In the midst of the hurly burly of the final day of the 2014 legislative session last week, House Speaker Philip Gunn, R-Clinton, made a significant ruling.
But a written version of the speaker’s ruling is not available. The ruling, which Gunn halted House proceedings to contemplate overnight, was made after lunch the following day in a matter of seconds from the speaker’s podium.
The ruling came on an inquiry from Rep. David Baria, D-Bay St. Louis, who questioned whether a bill that would give $6,000 annually in the form of debit cards to some parents of special-needs children to pursue private school alternatives should require a two-thirds vote.
Section 66 of the Constitution states “no law granting a donation or gratuity in favor of any person or object shall be enacted except by concurrence of two-thirds of the members.”
Gunn ruled the legislation establishing the payments to the special-needs parents required only a simple majority vote because it was a legislative “policy issue.” He explained orally, but not in writing that “these particular schools would be fulfilling the function of educating children with special needs.”
There is no set procedure for how such inquiries are handled. But it was at least a bit unusual that Gunn asked Baria to provide in writing his views of why the vote should require a two-thirds super majority. In the past, normally in such instances in the House when the presiding officer has requested a written interpretation from a member, the speaker has responded in kind by providing in writing his ruling on the issue, and it is placed in the legislative journal.
In essence, Gunn said this particular issue did not rise to that level of requiring him to provide a written ruling even though he asked Baria to make his inquiry in writing. It should be pointed out that after Gunn’s ruling, which was viewed as controversial at least by some, the legislation could not even garner that simple majority to pass.
After the session ended, Gunn said that the special-needs legislation will not be an issue during the 2015 session, which will be an election year.
But at some point in the future, it most likely will be.
A significant number of Republicans support providing state vouchers to pay for students to attend private schools. Many public school advocates are adamantly opposed to taking money and, often the best students, out of the public schools.
Those people have on their side another state constitutional provision, Section 208, that many believe makes providing vouchers to private schools difficult. It states, “No religious or other sect or sects shall ever control any part of the school or other education funds of this state, nor shall any funds be appropriated toward the support of any sectarian school, or to any school that at the time of receiving such appropriation is not conducted as a free school.”

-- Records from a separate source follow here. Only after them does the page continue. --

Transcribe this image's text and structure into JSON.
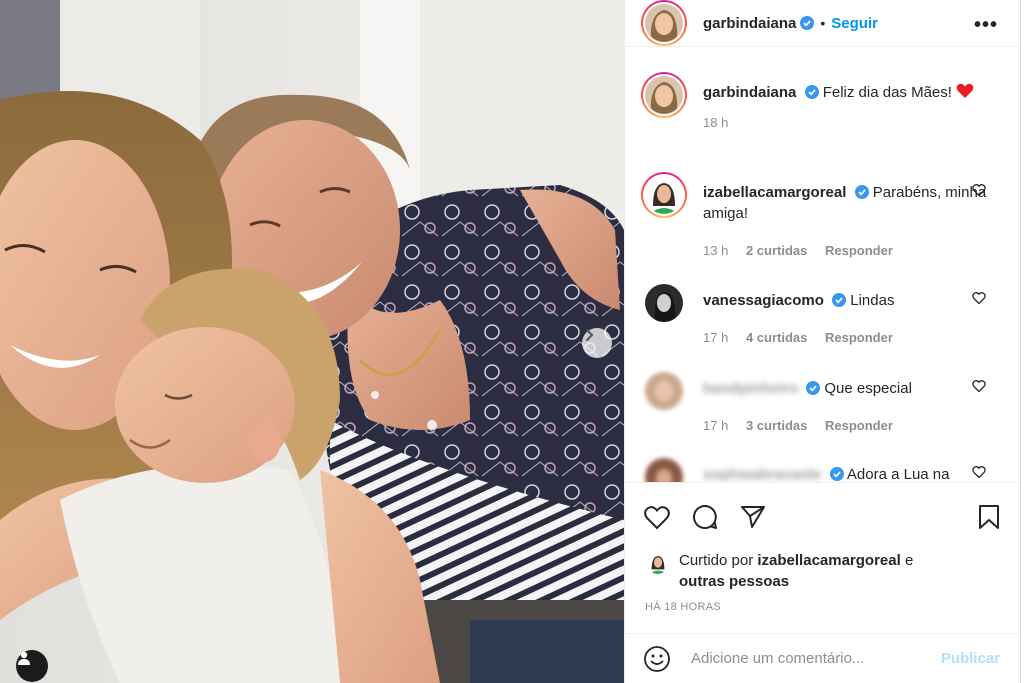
{
  "post": {
    "author": "garbindaiana",
    "follow_label": "Seguir",
    "separator": "•",
    "more_label": "•••"
  },
  "caption": {
    "user": "garbindaiana",
    "text": "Feliz dia das Mães!",
    "emoji": "❤️",
    "time": "18 h"
  },
  "comments": [
    {
      "user": "izabellacamargoreal",
      "text": "Parabéns, minha amiga!",
      "time": "13 h",
      "likes": "2 curtidas",
      "reply": "Responder",
      "verified": true
    },
    {
      "user": "vanessagiacomo",
      "text": "Lindas",
      "time": "17 h",
      "likes": "4 curtidas",
      "reply": "Responder",
      "verified": true
    },
    {
      "user": "bandpinheiro",
      "text": "Que especial",
      "time": "17 h",
      "likes": "3 curtidas",
      "reply": "Responder",
      "verified": true
    },
    {
      "user": "sophiaabravanle",
      "text": "Adora a Lua na",
      "verified": true
    }
  ],
  "likes": {
    "prefix": "Curtido por",
    "user": "izabellacamargoreal",
    "conj": "e",
    "others": "outras pessoas"
  },
  "timestamp": "HÁ 18 HORAS",
  "comment_input": {
    "placeholder": "Adicione um comentário...",
    "publish": "Publicar"
  },
  "icons": {
    "verified": "verified-badge-icon",
    "like": "heart-icon",
    "comment": "comment-bubble-icon",
    "share": "paper-plane-icon",
    "save": "bookmark-icon",
    "emoji": "smiley-icon",
    "next": "chevron-right-icon",
    "tag": "user-tag-icon"
  },
  "colors": {
    "accent": "#0095f6",
    "verified": "#3897f0",
    "publish_disabled": "#b2dffc",
    "secondary_text": "#8e8e8e",
    "heart_red": "#ed1c24"
  }
}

No doubt, some mighty good attorneys have the ability to twist words into a different meaning than what the average, everyday person believes they say. But it seems pretty clear the intent of the writers of the Constitution is to prevent public funds from going to any school that is “not a free school” regardless of whether it has a religious affiliation.
Accepting that as fact for the moment, then what alternative is there for supporters of vouchers? The answer might be to give money directly to parents for the sole purpose of using those funds to pay for a child’s education at a private school.
But requiring a two-thirds majority would make passage of such a controversial proposal very unlikely.
So at some point in the future, Gunn’s unwritten ruling might be an issue again.
Baria’s reasons for believing it should be a two-thirds vote will be available for public consideration. The reason for Gunn’s ruling will not be.
Bobby Harrison is the Daily Journal’s Capitol Bureau chief. Contact him at (601) 353-3119 or firstname.lastname@example.org.